An estimated 1.3 billion people, approximately one-fifth of the world's population, lack access to electricity at home, and the vast majority of these people live in rural areas of Sub-Saharan Africa and South Asia.
Renewable and clean energy in its different forms has become a necessity in today's developing world. One of the key indicators for development in any country or region is access to affordable and clean energy and has also been included among the global Sustainable Development Goals, at number seven (7).
Despite the provision of affordable modern energy and energy services being highly regarded as catalysts for economic development, improving people's livelihoods, and promoting sustainable development, it has been noted that access to modern energy and energy services is limited in many developing countries. An estimated 1.3 billion people, approximately one-fifth of the world's population, lack access to electricity at home, and the vast majority of these people live in rural areas of Sub-Saharan Africa and South Asia.
In Uganda similarly, we have one of the lowest per capita electricity consumption rates in the world with 215 kWh per capita per year (Sub-Saharan Africa's average: 552 kWh per capita, World average: 2,975 per capita). Generation capacity is dominated by hydropower, supported by heavy fuel oil and biomass cogeneration power plants, leaving out a vast population that is off-grid in terms of electricity distribution, whilst the electricity demand is growing at an annual rate of 10-12 per cent.
A question to ponder on is; could renewable sources be the biggest change factor for this need considering Uganda is richly endowed with renewable energy resources for energy production? The fairly well-distributed energy resources in the country including; hydropower, biomass, solar, geothermal, peat, and fossil fuels. Biomass is the predominant type of energy and accounts for 94% of the total energy consumption in the country, followed by Hydropower, Solar, Wind, and Geothermal. These, although affordable, the initial cost of acquiring equipment and installation or connection is high, which explains why the biggest part of our population is still living in darkness and using traditional methods for lighting especially kerosene or candles.
Centenary Bank, through its CenteSolar Loan, Power Connection Loan, and Improved Institutional Cooking Stoves, aims to provide short term financing for the purchase of solar equipment and electricity installations for residential and commercial premises at affordable interest rates.
This financing may go for as low as 15% per annum and for a period of a maximum of 5 years with flexible payment installments.

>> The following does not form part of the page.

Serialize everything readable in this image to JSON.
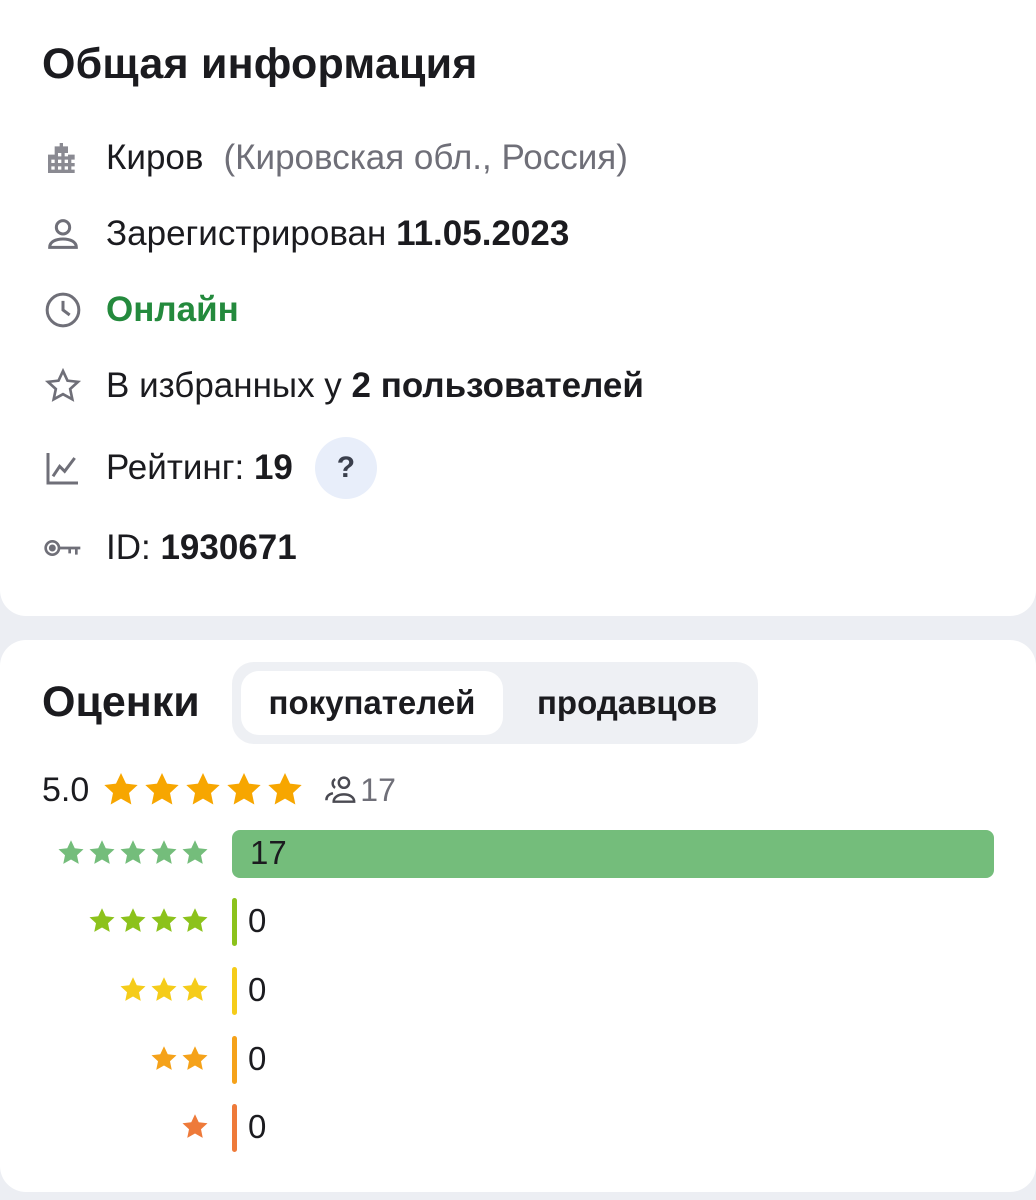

To be able to afford the initial cost of acquiring renewable and safe energy, there is a need for access to affordable and flexible financing opportunities as an important means to facilitate the purchase of equipment and pay for installation, connection, and maintenance services. Opportunities as above are made possible by the government of Uganda through foreign funding and technical assistance from the Uganda Rural Electrification Agency and Uganda (REA) Energy Credit Capitalization Company, which work closely with different financial institutions like Centenary Bank to design specific Renewable Energy Loan Products to mitigate this problem.
These solutions are meant to improve the living conditions of the population that is off-grid with hydropower electricity and also families that are unable to meet the high taxable monthly electricity bills that are required to sustain the electrification of their premises, making solar and others the next best alternative. Solar power provides the much-needed light for the rural micro-enterprises and homes hence providing longer hours for business and home activities like studying. It also improves access to information in rural areas through mobile phones, chargeable radios, and television as well as safety by reducing fire incidents and respiratory illnesses that are due to smoke inhalation from using firewood or kerosene stoves for lighting.
Therefore, investing and wide deployment in alternative sources of energy will go a long way in solving the long-term energy needs of the country, particularly focusing on solar, wind, geothermal, and biomass. Equally important, access to affordable financing needs for low-income masses is essential to leading Uganda towards a fully electrified nation for its citizens.
The writer is the Manager of Housing and Salary Business at Centenary Bank.